In some of the less complicated ideas there must have been something similar to a production line in reproducing the same objects that hang above the streets for a hundred metres or so. But some of the more complex would have needed trained artists, or at least enthusiastic amateurs, to produce the designs on display.

I visited the festa on the day after the judges had made their decision on the main winners (everyone gets some sort of recognition). However, the gold, silver and bronze winners (after all we are in an Olympic year) were all which had invested more than time and enthusiasm and community involvement in the exercise, they had invested money (and not an insignificant amount).

And this increased investment in the street decorations will inevitably have an effect on the Festa Major in general. Each street has a temporary bar, presumably a money-maker for whatever is planned for the following year. If you win one of the top prizes you will get more visitors and, potentially, more income at those bars. Then you arrive at a situation that exists in football where the most financially better off can maintain their dominance by pure force of money.

As more and more visitors come to see the ‘carrers guarnits’ big companies will be searching for sponsorship opportunities and then any local feeling will gradually disappear. That might be happening already as the Catalan brewer Estrella was represented on every street bar I noticed and would seem to have attained an almost monopoly position.

It would be a shame if commercialisation was able to get its tentacles too deeply into this street festival as it would spell the end of the community spirit that has kept the tradition going for so long.

I enjoyed my time finding my way around the narrow streets and was pleasantly surprised by some of the depth of ideas that were being presented at times, or just the sheer idea of fun. These traditions fail when people take the whole idea TOO seriously.

I was glad to be doing my exploration before noon than after midnight. The smell of piss in the hot Barcelona August sun, the remains of discarded food by the bins (although that would have all been cleaned up by the time the next evening’s festivities began) together with the partly digested pizzas and hamburgers occasionally decorating the pavements indicated the nights could be horrendous.

And it’s not really worth all the hassle for the overpriced delights on offer. After all, its only lager!

I have selected 3 or 4 pictures from each street, to give an idea of what was there this year. See if you can pick the winners and in a few days I will let you know the results and also which ones, and why, I thought should have been on the podium.

Here are a couple of websites which might be of use for anyone thinking of visiting Barcelona at this time of year – but remember it’s hot, hot, hot – or just after more information about the Festa Major.
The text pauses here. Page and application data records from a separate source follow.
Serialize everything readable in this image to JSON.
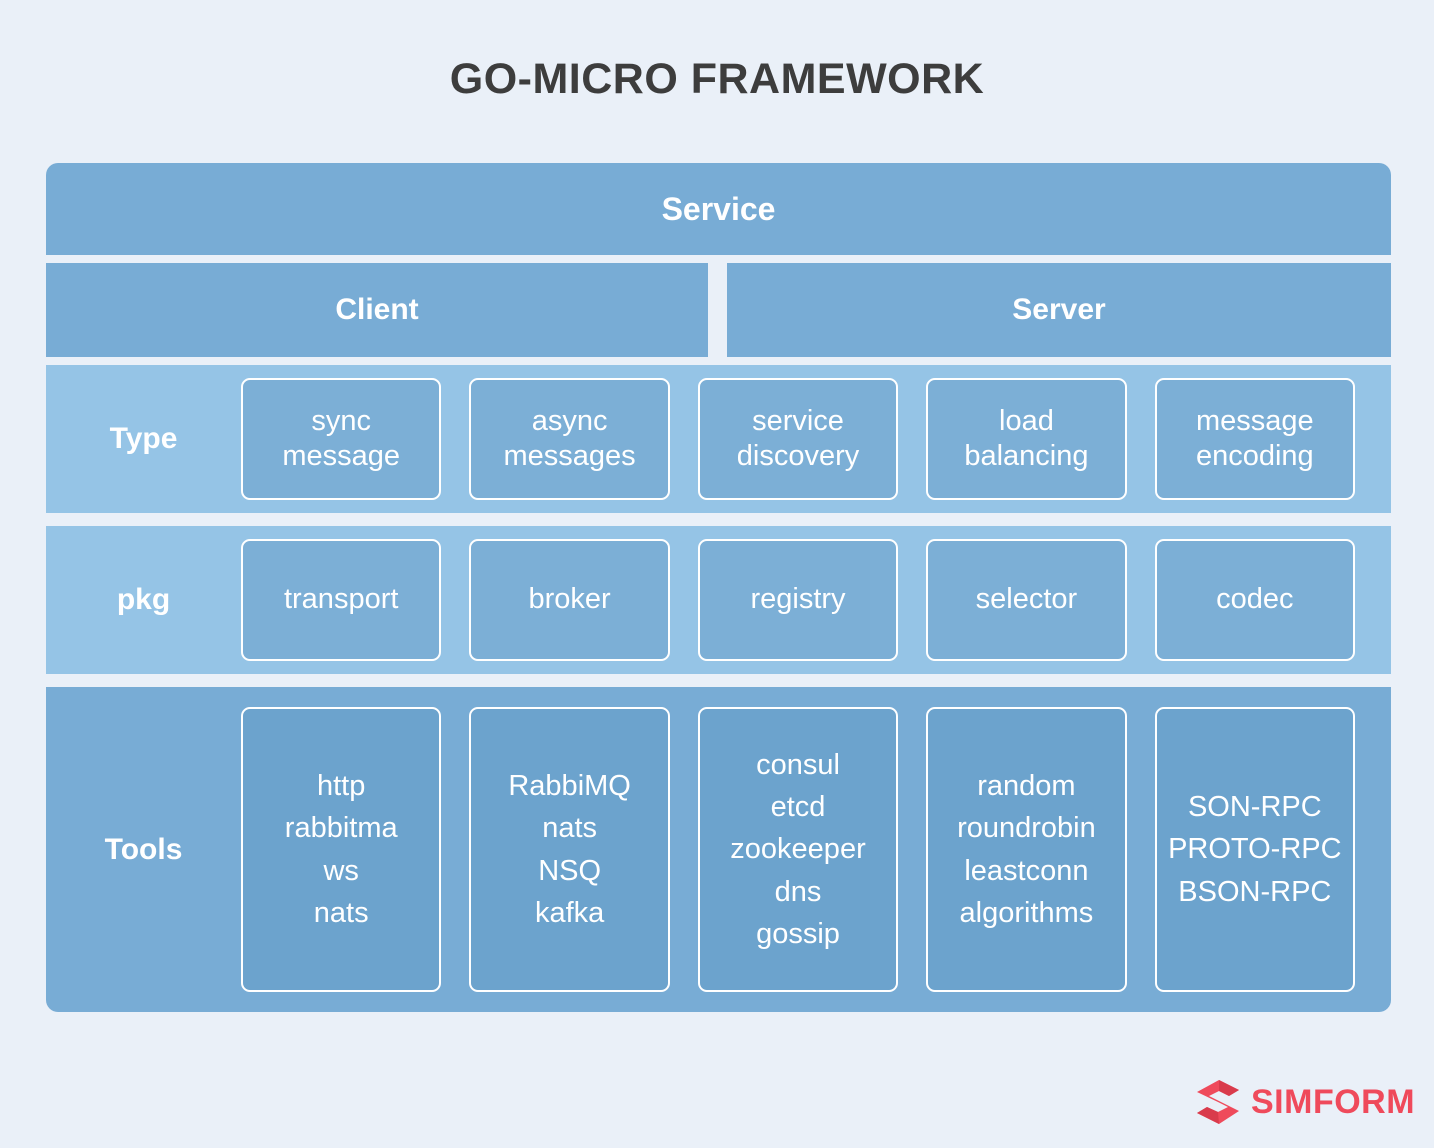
{
  "title": "GO-MICRO FRAMEWORK",
  "colors": {
    "page_background": "#eaf0f8",
    "bar_blue": "#78acd5",
    "layer_light_blue": "#95c4e6",
    "box_blue": "#7cafd6",
    "tools_box_blue": "#6ca3cd",
    "title_gray": "#3d3d3d",
    "brand_red": "#ef4a5b"
  },
  "diagram": {
    "service": {
      "label": "Service"
    },
    "tiers": [
      {
        "label": "Client"
      },
      {
        "label": "Server"
      }
    ],
    "rows": [
      {
        "label": "Type",
        "cells": [
          "sync\nmessage",
          "async\nmessages",
          "service\ndiscovery",
          "load\nbalancing",
          "message\nencoding"
        ]
      },
      {
        "label": "pkg",
        "cells": [
          "transport",
          "broker",
          "registry",
          "selector",
          "codec"
        ]
      },
      {
        "label": "Tools",
        "cells": [
          "http\nrabbitma\nws\nnats",
          "RabbiMQ\nnats\nNSQ\nkafka",
          "consul\netcd\nzookeeper\ndns\ngossip",
          "random\nroundrobin\nleastconn\nalgorithms",
          "SON-RPC\nPROTO-RPC\nBSON-RPC"
        ]
      }
    ]
  },
  "logo": {
    "text": "SIMFORM",
    "mark": "simform-diamond-icon"
  }
}
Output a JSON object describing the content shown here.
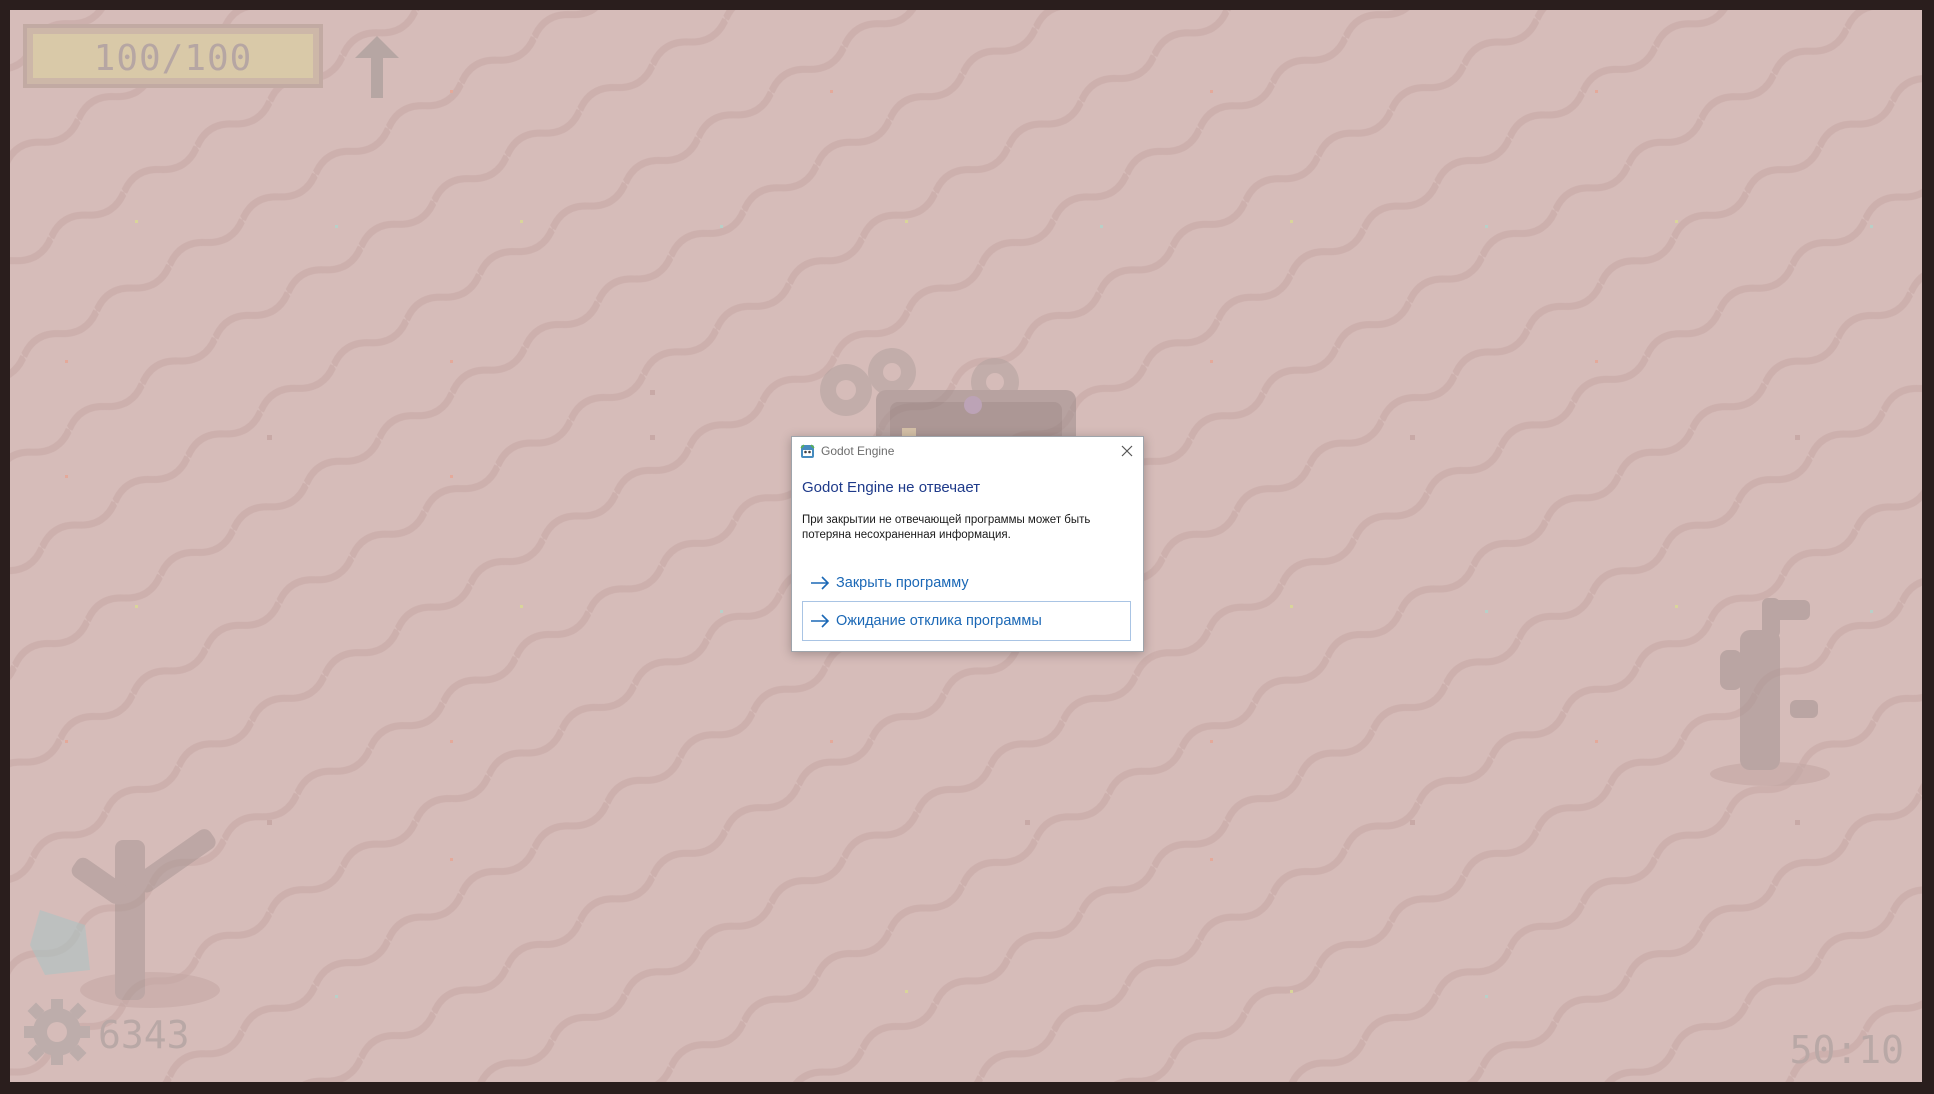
{
  "hud": {
    "health_text": "100/100",
    "health_fraction": 1.0,
    "gear_count": "6343",
    "timer": "50:10",
    "icons": [
      "upgrade-arrow-icon",
      "gear-icon"
    ]
  },
  "dialog": {
    "title": "Godot Engine",
    "heading": "Godot Engine не отвечает",
    "message": "При закрытии не отвечающей программы может быть потеряна несохраненная информация.",
    "options": [
      {
        "label": "Закрыть программу"
      },
      {
        "label": "Ожидание отклика программы"
      }
    ]
  },
  "colors": {
    "ground": "#d6bcb9",
    "dialog_heading": "#1e3a8a",
    "option_link": "#1b68b6",
    "focus_border": "#a9c4e4"
  }
}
Official Barcelona City website

In the lead up to the Festa Major go to the bario’s official website (in Catalan) here

and the map produced for the event this year (2012)

Gracia Festa Major Map 2012